The main command used to control systemd is systemctl. Some of its subcommands are as follows:

  • systemctl list-units - List all units (where unit is the term for a job/service)
  • systemctl start [NAME…] - Start (activate) one or more units
  • systemctl stop [NAME…] - Stop (deactivate) one or more units
  • systemctl enable [NAME…] - Enable one or more unit files
  • systemctl disable [NAME…] - Disable one or more unit files
  • systemctl reboot - Shut down and reboot the system


  • How do you see only available services, running or not?
# systemctl list-units -t service --all
  • How do you see only active services?
# systemctl list-units -t service
  • How to see status of OpenSSH service?
# systemctl status sshd.service
or shorter:
# systemctl status sshd
  • How to stop, start or restart service?
# systemctl <stop|start|restart> sshd
  • How to make service to start at boot?
# systemctl enable sshd
  • How to disable it from starting at boot?
# systemctl disable sshd


  • Show all messages from this boot:
# journalctl -b

However, often one is interested in messages not from the current, but from the previous boot (e.g. if an unrecoverable system crash happened). This is possible through optional offset parameter of the -b flag: journalctl -b -0 shows messages from the current boot, journalctl -b -1 from the previous boot, journalctl -b -2 from the second previous and so on. See man 1 journalctl for full description, the semantics is much more powerful.

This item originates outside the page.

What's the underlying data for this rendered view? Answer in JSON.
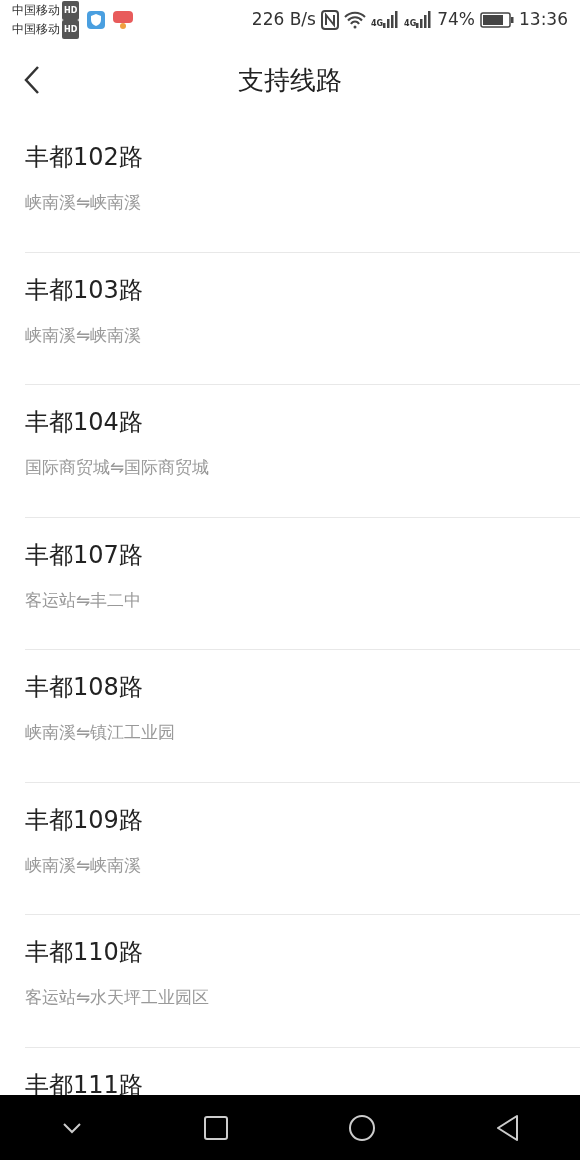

  • Show all messages from date (and optional time):
# journalctl --since="2012-10-30 18:17:16"
  • Show all messages since 20 minutes ago:
# journalctl --since "20 min ago"
  • Follow new messages:
# journalctl -f
  • Show all messages by a specific executable:
# journalctl /usr/lib/systemd/systemd
  • Show all messages by a specific process:
# journalctl _PID=1
  • Show all messages by a specific unit:
# journalctl -u netcfg
  • Show kernel ring buffer:
# journalctl -k
  • Show only error, critical, and alert priority messages
# journalctl -p err..alert

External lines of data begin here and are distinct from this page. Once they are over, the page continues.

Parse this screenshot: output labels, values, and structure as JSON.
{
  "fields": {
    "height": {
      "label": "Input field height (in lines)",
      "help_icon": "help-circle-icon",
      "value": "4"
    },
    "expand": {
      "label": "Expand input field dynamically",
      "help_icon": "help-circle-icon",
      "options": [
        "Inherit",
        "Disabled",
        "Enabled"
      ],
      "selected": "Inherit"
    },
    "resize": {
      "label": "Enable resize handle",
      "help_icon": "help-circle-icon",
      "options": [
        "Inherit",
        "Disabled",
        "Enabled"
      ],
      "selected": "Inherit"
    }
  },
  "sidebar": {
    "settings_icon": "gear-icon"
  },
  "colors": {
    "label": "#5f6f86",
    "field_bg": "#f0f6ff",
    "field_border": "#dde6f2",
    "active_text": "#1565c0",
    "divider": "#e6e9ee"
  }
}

Numbers also can be used, journalctl -p 3..1. If single number/keyword used, journalctl -p 3 - all higher priority levels also included.

  • Show auth.log equivalent by filtering on syslog facility:
# journalctl SYSLOG_FACILITY=10

systemd for Administrators

The above systemd in four parts comes from PID EINS! blog. I have mirrored it in case it gets lost somewhere. Please credit PID EINS! for his great work.

linux/systemd.txt · Last modified: 2017/04/06 01:56 by abadonna